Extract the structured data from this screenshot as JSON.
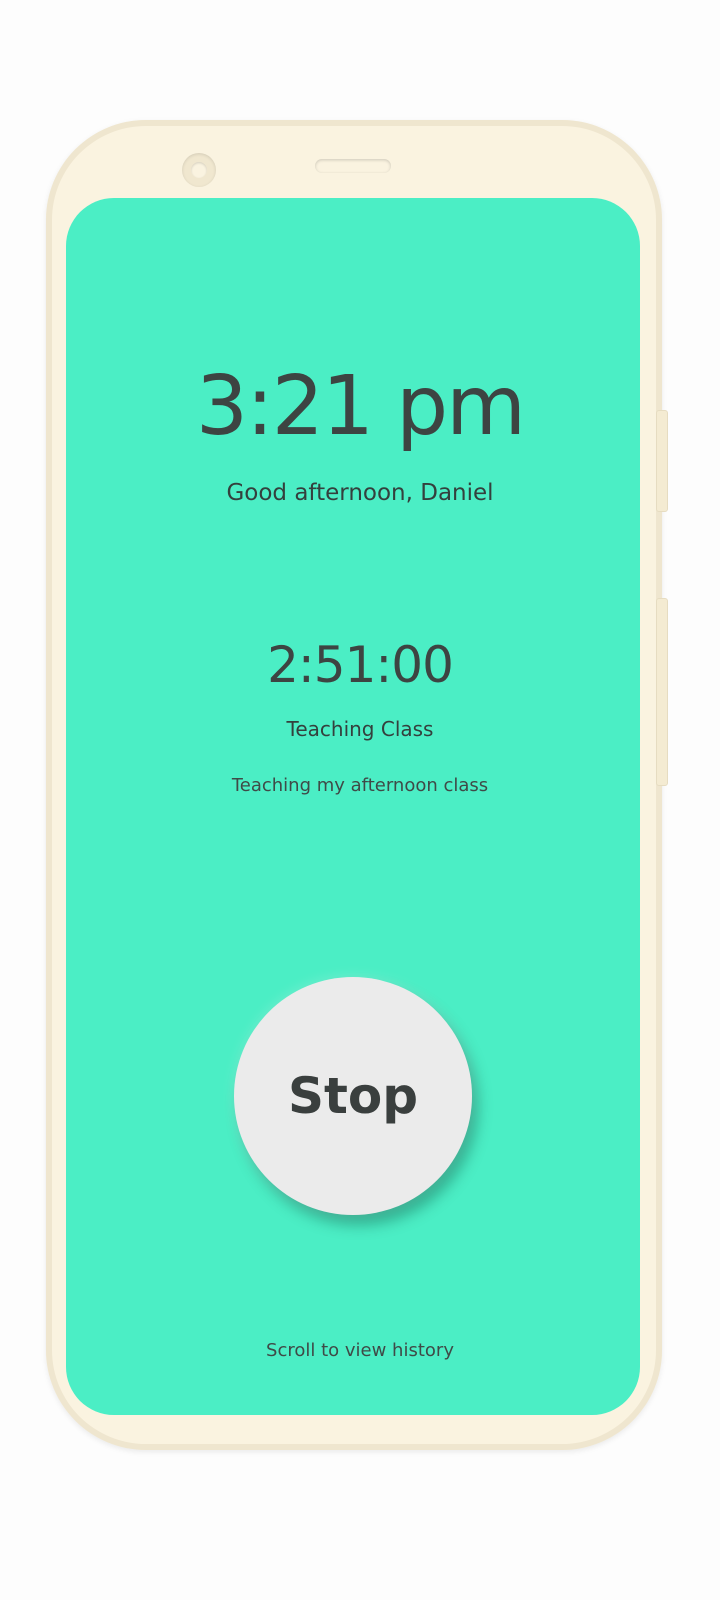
{
  "clock": {
    "time": "3:21 pm",
    "greeting": "Good afternoon, Daniel"
  },
  "timer": {
    "elapsed": "2:51:00",
    "activity_title": "Teaching Class",
    "activity_description": "Teaching my afternoon class"
  },
  "controls": {
    "stop_label": "Stop"
  },
  "footer": {
    "scroll_hint": "Scroll to view history"
  },
  "colors": {
    "screen_background": "#4beec5",
    "phone_body": "#faf3e0",
    "button_background": "#ebebeb",
    "text_primary": "#3d4442"
  }
}
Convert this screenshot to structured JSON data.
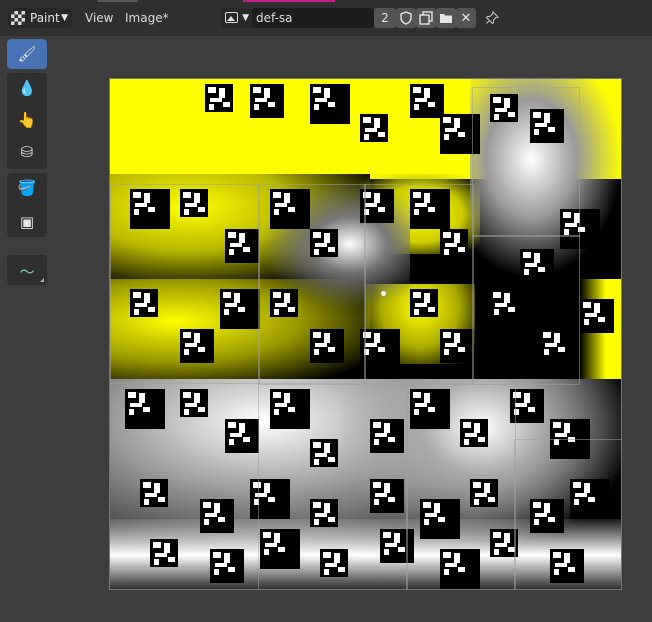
{
  "header": {
    "mode_label": "Paint",
    "menu_view": "View",
    "menu_image": "Image*",
    "image_name": "def-sa",
    "image_users": "2"
  },
  "icons": {
    "mode": "checker-paint-icon",
    "image_type": "image-icon",
    "fake_user": "shield-icon",
    "new_image": "duplicate-icon",
    "open_image": "folder-icon",
    "unlink": "close-icon",
    "pin": "pin-icon"
  },
  "toolbar": {
    "tools": [
      "draw",
      "soften",
      "smear",
      "clone",
      "fill",
      "mask",
      "annotate"
    ],
    "active": "draw",
    "glyphs": {
      "draw": "🖌",
      "soften": "💧",
      "smear": "👆",
      "clone": "⛁",
      "fill": "🪣",
      "mask": "▣",
      "annotate": "〜"
    }
  },
  "colors": {
    "header_bg": "#303030",
    "editor_bg": "#3d3d3d",
    "active_tool": "#4772b3",
    "paint_yellow": "#ffff00",
    "accent_strip_magenta": "#c41e8b"
  }
}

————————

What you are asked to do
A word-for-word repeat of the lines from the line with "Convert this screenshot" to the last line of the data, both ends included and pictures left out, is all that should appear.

Task output
Convert this screenshot to structured JSON data.
{
  "header": {
    "mode_label": "Paint",
    "menu_view": "View",
    "menu_image": "Image*",
    "image_name": "def-sa",
    "image_users": "2"
  },
  "icons": {
    "mode": "checker-paint-icon",
    "image_type": "image-icon",
    "fake_user": "shield-icon",
    "new_image": "duplicate-icon",
    "open_image": "folder-icon",
    "unlink": "close-icon",
    "pin": "pin-icon"
  },
  "toolbar": {
    "tools": [
      "draw",
      "soften",
      "smear",
      "clone",
      "fill",
      "mask",
      "annotate"
    ],
    "active": "draw",
    "glyphs": {
      "draw": "🖌",
      "soften": "💧",
      "smear": "👆",
      "clone": "⛁",
      "fill": "🪣",
      "mask": "▣",
      "annotate": "〜"
    }
  },
  "colors": {
    "header_bg": "#303030",
    "editor_bg": "#3d3d3d",
    "active_tool": "#4772b3",
    "paint_yellow": "#ffff00",
    "accent_strip_magenta": "#c41e8b"
  }
}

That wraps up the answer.